> **EXERCISE**
Determine how many lines below contain the string "July" and give that number without anything else.

Page and application data records:
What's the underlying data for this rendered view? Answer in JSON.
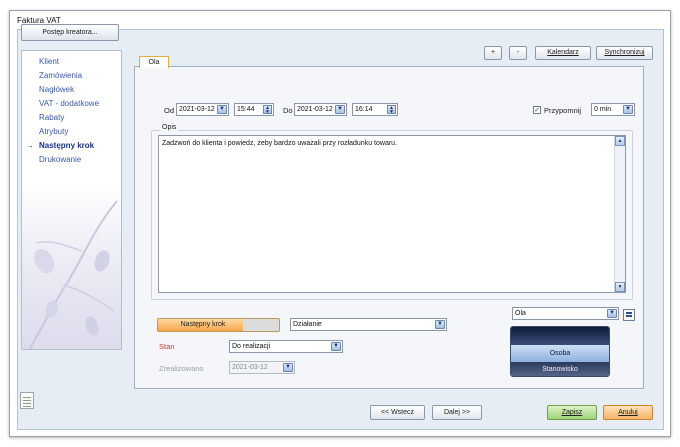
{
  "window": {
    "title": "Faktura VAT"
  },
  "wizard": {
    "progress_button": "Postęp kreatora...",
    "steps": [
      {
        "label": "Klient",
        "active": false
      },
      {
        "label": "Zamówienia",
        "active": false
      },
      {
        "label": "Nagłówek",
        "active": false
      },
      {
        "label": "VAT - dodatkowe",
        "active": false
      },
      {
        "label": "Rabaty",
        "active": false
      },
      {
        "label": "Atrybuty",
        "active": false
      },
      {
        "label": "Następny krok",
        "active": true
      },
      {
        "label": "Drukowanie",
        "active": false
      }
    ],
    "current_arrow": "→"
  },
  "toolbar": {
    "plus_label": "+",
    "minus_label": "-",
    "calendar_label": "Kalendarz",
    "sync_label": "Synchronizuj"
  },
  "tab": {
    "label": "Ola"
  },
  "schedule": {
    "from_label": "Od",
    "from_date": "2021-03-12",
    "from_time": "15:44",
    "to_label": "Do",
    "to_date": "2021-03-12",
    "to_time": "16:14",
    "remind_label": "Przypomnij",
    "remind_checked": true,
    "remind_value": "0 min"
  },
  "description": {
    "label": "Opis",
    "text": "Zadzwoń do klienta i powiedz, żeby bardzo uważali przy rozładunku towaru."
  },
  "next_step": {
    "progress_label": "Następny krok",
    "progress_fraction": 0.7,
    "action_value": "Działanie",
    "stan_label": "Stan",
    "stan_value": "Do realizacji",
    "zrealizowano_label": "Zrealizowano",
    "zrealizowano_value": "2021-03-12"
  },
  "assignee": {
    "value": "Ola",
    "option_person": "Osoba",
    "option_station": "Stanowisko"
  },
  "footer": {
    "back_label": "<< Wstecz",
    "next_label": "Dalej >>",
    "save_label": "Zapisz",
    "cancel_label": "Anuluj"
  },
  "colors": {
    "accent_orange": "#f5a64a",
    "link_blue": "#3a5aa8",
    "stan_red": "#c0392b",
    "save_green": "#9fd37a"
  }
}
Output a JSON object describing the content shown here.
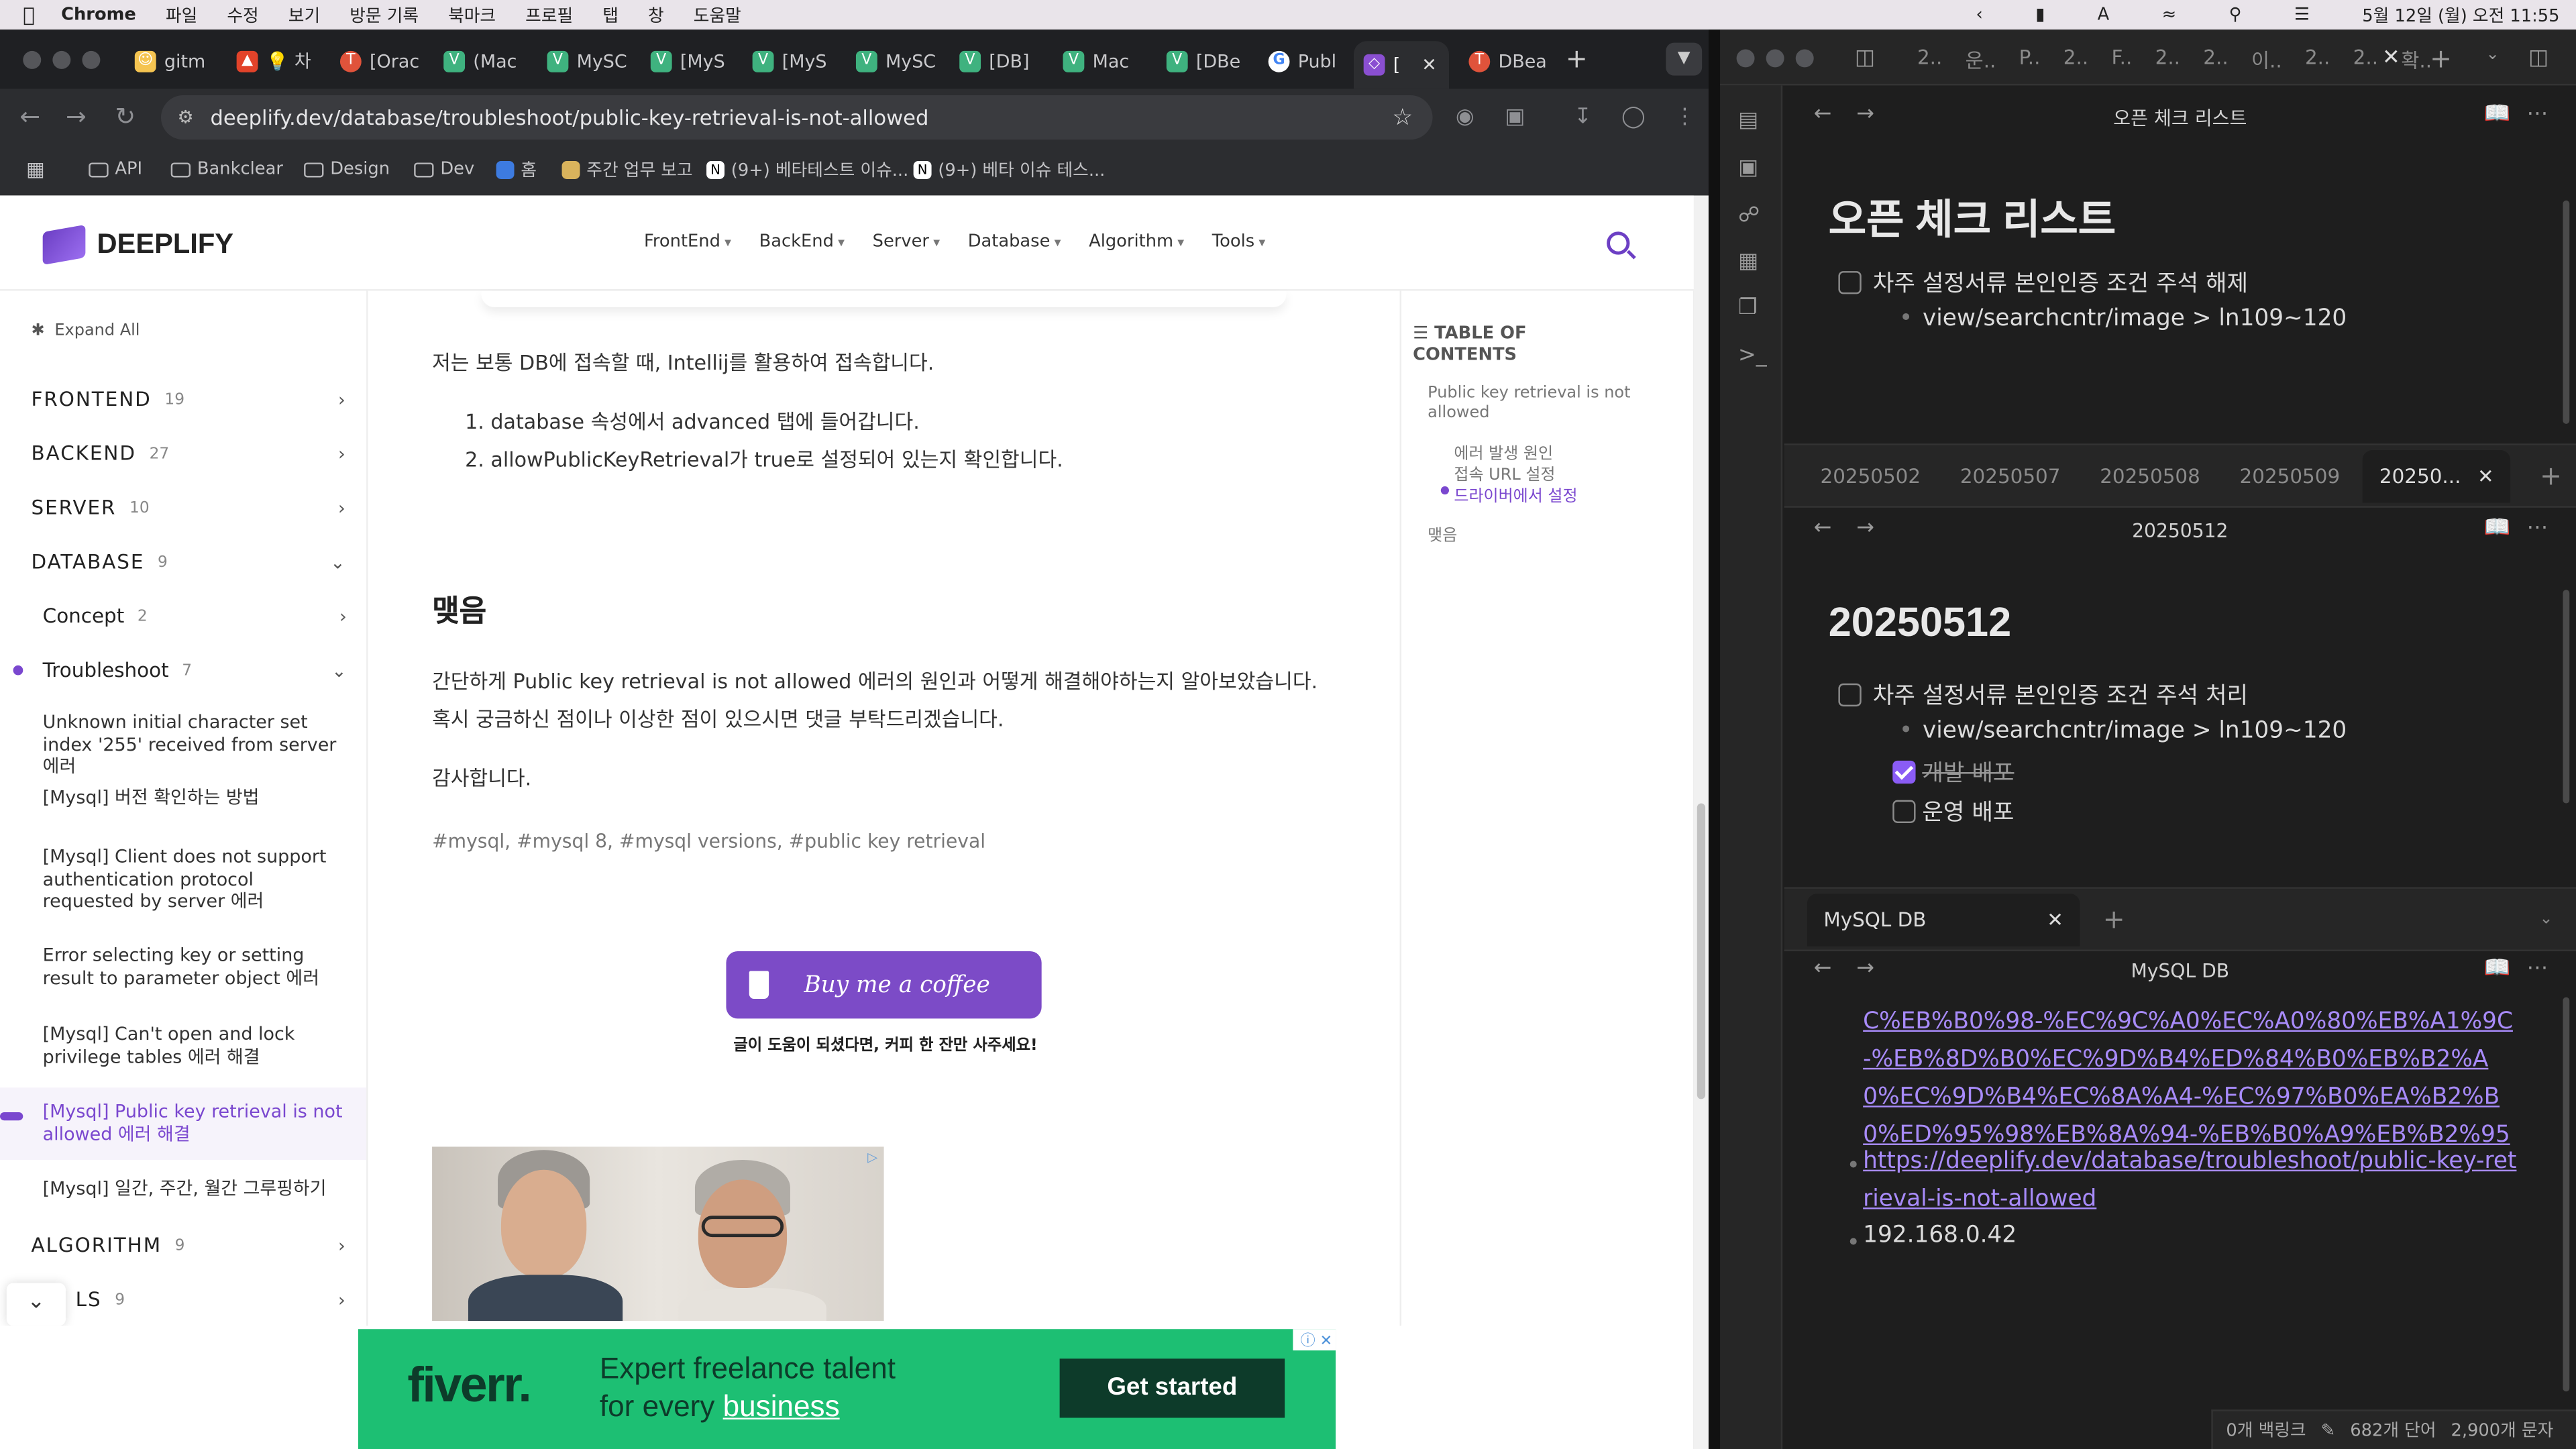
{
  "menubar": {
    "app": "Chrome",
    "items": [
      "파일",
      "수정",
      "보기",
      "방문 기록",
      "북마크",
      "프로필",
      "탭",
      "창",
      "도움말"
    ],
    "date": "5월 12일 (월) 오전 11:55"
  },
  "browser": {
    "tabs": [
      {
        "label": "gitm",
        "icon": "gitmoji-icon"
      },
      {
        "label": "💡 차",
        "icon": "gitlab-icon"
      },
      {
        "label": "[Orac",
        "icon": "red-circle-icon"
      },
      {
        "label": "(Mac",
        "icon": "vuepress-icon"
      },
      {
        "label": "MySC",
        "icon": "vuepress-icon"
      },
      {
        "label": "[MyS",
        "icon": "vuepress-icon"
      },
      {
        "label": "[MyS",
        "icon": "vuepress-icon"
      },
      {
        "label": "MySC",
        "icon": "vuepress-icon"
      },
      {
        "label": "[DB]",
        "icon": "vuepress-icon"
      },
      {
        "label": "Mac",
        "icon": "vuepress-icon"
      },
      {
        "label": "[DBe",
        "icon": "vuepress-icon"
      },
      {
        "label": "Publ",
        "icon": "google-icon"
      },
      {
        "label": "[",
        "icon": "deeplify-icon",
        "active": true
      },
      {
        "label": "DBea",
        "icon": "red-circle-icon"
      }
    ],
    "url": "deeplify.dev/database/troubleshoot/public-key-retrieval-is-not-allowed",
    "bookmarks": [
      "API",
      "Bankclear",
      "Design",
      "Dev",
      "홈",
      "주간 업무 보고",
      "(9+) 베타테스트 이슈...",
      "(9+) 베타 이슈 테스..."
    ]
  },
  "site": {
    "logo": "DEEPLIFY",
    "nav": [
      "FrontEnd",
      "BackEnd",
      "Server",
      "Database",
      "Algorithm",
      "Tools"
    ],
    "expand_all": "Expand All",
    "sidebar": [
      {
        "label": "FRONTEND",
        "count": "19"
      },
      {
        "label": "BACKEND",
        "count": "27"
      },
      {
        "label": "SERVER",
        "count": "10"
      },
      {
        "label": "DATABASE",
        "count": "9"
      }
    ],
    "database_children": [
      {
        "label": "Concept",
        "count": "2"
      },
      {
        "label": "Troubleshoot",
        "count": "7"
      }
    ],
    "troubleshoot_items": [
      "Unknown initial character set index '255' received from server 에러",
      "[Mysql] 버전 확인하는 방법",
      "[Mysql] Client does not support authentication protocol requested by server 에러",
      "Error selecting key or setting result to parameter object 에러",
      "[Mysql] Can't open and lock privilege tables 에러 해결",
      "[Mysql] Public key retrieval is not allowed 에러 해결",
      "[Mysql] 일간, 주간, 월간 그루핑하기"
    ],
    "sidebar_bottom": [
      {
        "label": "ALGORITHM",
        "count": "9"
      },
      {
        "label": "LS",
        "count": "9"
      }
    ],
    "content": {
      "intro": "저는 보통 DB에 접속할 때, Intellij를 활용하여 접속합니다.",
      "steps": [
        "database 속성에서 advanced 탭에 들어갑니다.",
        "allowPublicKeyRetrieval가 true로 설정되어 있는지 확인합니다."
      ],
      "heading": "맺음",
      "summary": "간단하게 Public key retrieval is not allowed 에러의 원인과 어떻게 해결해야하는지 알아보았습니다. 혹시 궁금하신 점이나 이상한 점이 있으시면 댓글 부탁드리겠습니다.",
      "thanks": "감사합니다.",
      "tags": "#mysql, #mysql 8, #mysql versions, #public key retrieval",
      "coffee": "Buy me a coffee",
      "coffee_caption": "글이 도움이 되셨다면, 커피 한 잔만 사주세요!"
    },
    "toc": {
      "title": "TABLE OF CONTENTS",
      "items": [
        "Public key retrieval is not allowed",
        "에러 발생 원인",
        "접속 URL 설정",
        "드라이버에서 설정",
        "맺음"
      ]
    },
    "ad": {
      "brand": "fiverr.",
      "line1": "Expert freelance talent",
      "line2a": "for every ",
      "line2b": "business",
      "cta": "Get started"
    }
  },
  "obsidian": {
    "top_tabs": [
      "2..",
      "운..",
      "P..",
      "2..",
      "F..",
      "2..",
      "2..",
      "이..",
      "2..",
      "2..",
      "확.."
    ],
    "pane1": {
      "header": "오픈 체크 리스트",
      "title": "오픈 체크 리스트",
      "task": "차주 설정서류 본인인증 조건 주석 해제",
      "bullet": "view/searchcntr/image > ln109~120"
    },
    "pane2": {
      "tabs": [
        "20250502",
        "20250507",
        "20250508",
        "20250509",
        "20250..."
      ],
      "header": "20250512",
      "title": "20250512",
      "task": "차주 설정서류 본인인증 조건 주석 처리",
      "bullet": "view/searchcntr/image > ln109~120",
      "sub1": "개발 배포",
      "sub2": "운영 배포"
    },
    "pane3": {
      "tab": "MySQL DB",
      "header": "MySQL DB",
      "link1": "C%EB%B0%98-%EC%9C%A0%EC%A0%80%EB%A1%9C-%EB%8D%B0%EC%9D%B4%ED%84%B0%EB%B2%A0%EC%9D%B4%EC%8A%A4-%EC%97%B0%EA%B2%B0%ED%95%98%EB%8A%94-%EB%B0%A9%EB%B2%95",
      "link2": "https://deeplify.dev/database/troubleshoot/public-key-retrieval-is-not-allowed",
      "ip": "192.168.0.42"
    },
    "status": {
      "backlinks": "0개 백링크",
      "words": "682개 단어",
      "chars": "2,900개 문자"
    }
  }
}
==
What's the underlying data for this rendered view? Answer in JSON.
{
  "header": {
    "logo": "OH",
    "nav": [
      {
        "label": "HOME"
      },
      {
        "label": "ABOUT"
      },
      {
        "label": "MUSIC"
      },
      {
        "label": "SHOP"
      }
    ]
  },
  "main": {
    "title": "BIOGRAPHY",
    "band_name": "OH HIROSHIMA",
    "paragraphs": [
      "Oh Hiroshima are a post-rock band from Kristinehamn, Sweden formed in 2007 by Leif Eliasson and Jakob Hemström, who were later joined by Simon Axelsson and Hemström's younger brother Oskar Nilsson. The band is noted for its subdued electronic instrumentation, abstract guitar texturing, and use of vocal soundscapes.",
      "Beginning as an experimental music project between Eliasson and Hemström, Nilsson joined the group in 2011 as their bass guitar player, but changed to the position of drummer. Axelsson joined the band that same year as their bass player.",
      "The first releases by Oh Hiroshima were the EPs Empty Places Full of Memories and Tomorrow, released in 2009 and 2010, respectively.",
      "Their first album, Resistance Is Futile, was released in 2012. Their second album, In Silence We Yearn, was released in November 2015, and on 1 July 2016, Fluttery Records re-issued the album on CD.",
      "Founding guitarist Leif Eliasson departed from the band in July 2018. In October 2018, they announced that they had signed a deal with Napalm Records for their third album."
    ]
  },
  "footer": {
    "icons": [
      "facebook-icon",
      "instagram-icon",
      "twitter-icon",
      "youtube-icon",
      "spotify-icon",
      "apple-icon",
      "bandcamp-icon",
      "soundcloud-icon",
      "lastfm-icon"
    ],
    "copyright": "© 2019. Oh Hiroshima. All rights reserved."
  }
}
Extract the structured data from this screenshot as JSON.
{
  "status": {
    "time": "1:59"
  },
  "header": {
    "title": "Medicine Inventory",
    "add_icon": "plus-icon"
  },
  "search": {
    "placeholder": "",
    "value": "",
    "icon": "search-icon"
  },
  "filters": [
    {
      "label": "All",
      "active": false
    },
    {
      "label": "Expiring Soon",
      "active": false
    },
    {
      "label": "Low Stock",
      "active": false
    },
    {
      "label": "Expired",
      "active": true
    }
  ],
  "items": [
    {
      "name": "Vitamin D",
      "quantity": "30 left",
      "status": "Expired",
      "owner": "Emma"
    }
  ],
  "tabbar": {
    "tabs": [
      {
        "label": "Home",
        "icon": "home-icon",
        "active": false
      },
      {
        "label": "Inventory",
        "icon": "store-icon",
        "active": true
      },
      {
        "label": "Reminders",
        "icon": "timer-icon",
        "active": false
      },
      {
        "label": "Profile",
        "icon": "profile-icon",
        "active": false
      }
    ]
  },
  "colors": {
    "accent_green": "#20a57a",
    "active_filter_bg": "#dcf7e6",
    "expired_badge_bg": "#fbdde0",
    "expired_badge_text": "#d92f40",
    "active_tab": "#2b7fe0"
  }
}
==
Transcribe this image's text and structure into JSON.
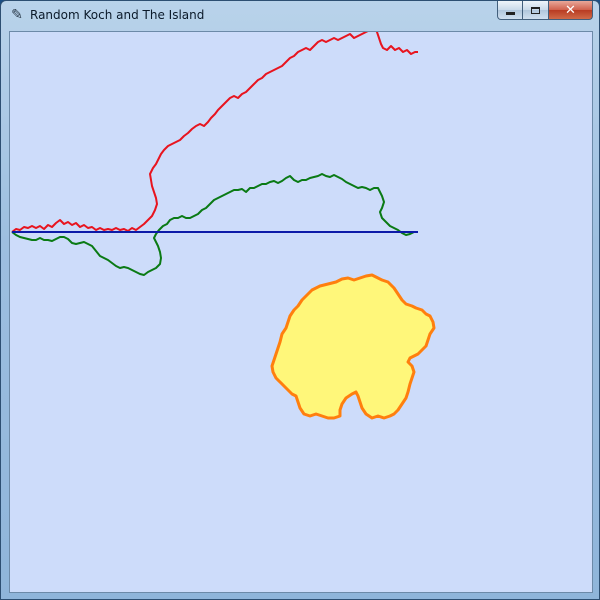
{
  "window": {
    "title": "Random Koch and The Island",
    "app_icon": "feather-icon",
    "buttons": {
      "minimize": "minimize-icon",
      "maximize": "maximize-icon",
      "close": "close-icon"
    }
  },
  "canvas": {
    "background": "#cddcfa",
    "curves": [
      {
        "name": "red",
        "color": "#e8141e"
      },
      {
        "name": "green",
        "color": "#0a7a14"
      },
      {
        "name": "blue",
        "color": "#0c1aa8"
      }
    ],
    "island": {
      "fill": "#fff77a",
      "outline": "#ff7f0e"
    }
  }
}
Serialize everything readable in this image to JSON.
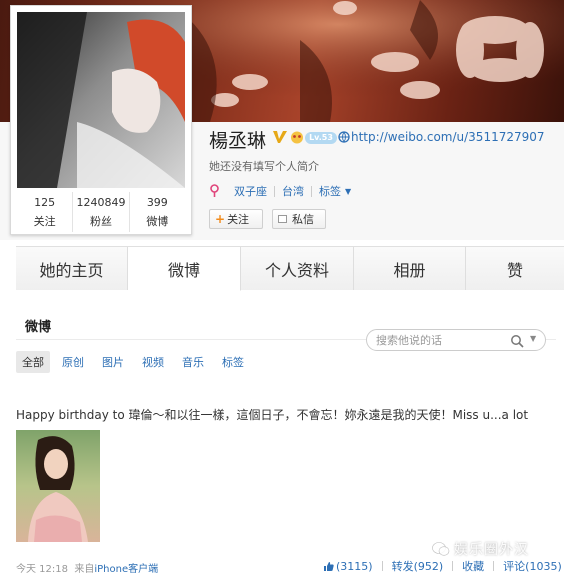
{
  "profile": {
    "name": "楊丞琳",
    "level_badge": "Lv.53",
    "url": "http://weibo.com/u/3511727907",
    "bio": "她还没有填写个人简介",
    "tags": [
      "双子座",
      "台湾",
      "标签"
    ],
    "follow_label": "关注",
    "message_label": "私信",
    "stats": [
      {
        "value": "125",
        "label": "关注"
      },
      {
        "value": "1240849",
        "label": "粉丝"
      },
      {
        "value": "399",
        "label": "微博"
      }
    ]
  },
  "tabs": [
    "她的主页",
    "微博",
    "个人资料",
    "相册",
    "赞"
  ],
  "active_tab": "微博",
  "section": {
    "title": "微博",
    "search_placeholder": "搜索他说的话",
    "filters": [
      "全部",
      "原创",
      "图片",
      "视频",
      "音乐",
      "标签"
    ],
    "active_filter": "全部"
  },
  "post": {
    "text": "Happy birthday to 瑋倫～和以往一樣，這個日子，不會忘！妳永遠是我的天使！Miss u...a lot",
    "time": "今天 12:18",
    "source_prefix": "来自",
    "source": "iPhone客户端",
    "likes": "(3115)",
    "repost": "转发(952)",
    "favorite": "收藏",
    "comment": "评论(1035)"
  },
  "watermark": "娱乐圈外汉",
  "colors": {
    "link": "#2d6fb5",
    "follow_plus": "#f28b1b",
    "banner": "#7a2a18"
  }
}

> **ANSWER BELOW**
2